## Description of the task
If a record contains a picture, leave the picture out and reproduce everything else exactly.

## Input data
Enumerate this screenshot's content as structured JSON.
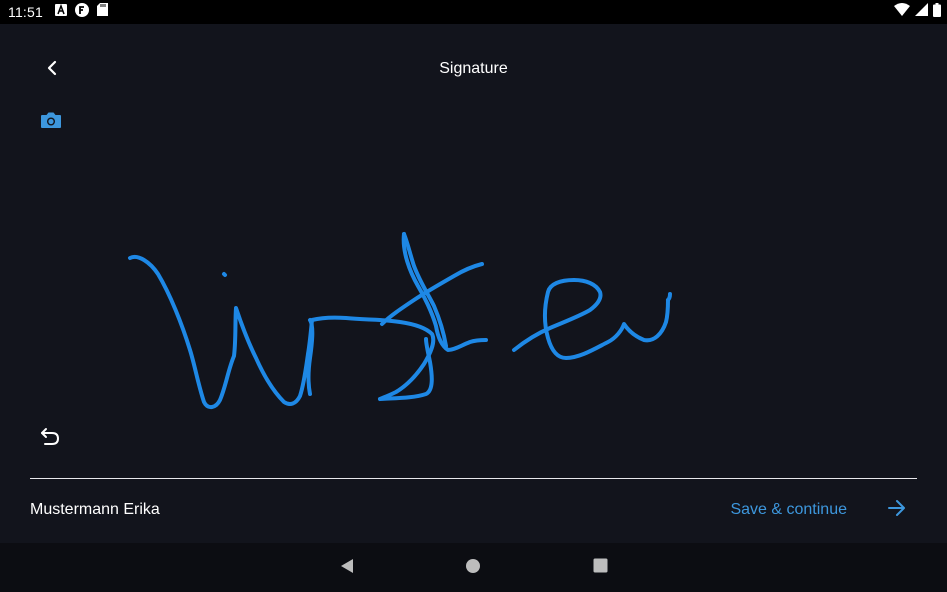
{
  "status_bar": {
    "time": "11:51",
    "left_icons": [
      "notification-a-icon",
      "notification-f-icon",
      "sd-card-icon"
    ],
    "right_icons": [
      "wifi-icon",
      "signal-icon",
      "battery-icon"
    ]
  },
  "header": {
    "title": "Signature",
    "back_icon": "chevron-left-icon"
  },
  "toolbar": {
    "camera_icon": "camera-icon",
    "undo_icon": "undo-icon"
  },
  "signature": {
    "stroke_color": "#1e88e5"
  },
  "footer": {
    "signer_name": "Mustermann Erika",
    "save_label": "Save & continue",
    "save_icon": "arrow-right-icon"
  },
  "colors": {
    "background": "#12141c",
    "accent": "#3d97dd",
    "text": "#ffffff"
  },
  "nav_bar": {
    "buttons": [
      "back-triangle-icon",
      "home-circle-icon",
      "recents-square-icon"
    ]
  }
}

## Exercise output
Enumerate this screenshot's content as structured JSON.
{
  "status_bar": {
    "time": "11:51",
    "left_icons": [
      "notification-a-icon",
      "notification-f-icon",
      "sd-card-icon"
    ],
    "right_icons": [
      "wifi-icon",
      "signal-icon",
      "battery-icon"
    ]
  },
  "header": {
    "title": "Signature",
    "back_icon": "chevron-left-icon"
  },
  "toolbar": {
    "camera_icon": "camera-icon",
    "undo_icon": "undo-icon"
  },
  "signature": {
    "stroke_color": "#1e88e5"
  },
  "footer": {
    "signer_name": "Mustermann Erika",
    "save_label": "Save & continue",
    "save_icon": "arrow-right-icon"
  },
  "colors": {
    "background": "#12141c",
    "accent": "#3d97dd",
    "text": "#ffffff"
  },
  "nav_bar": {
    "buttons": [
      "back-triangle-icon",
      "home-circle-icon",
      "recents-square-icon"
    ]
  }
}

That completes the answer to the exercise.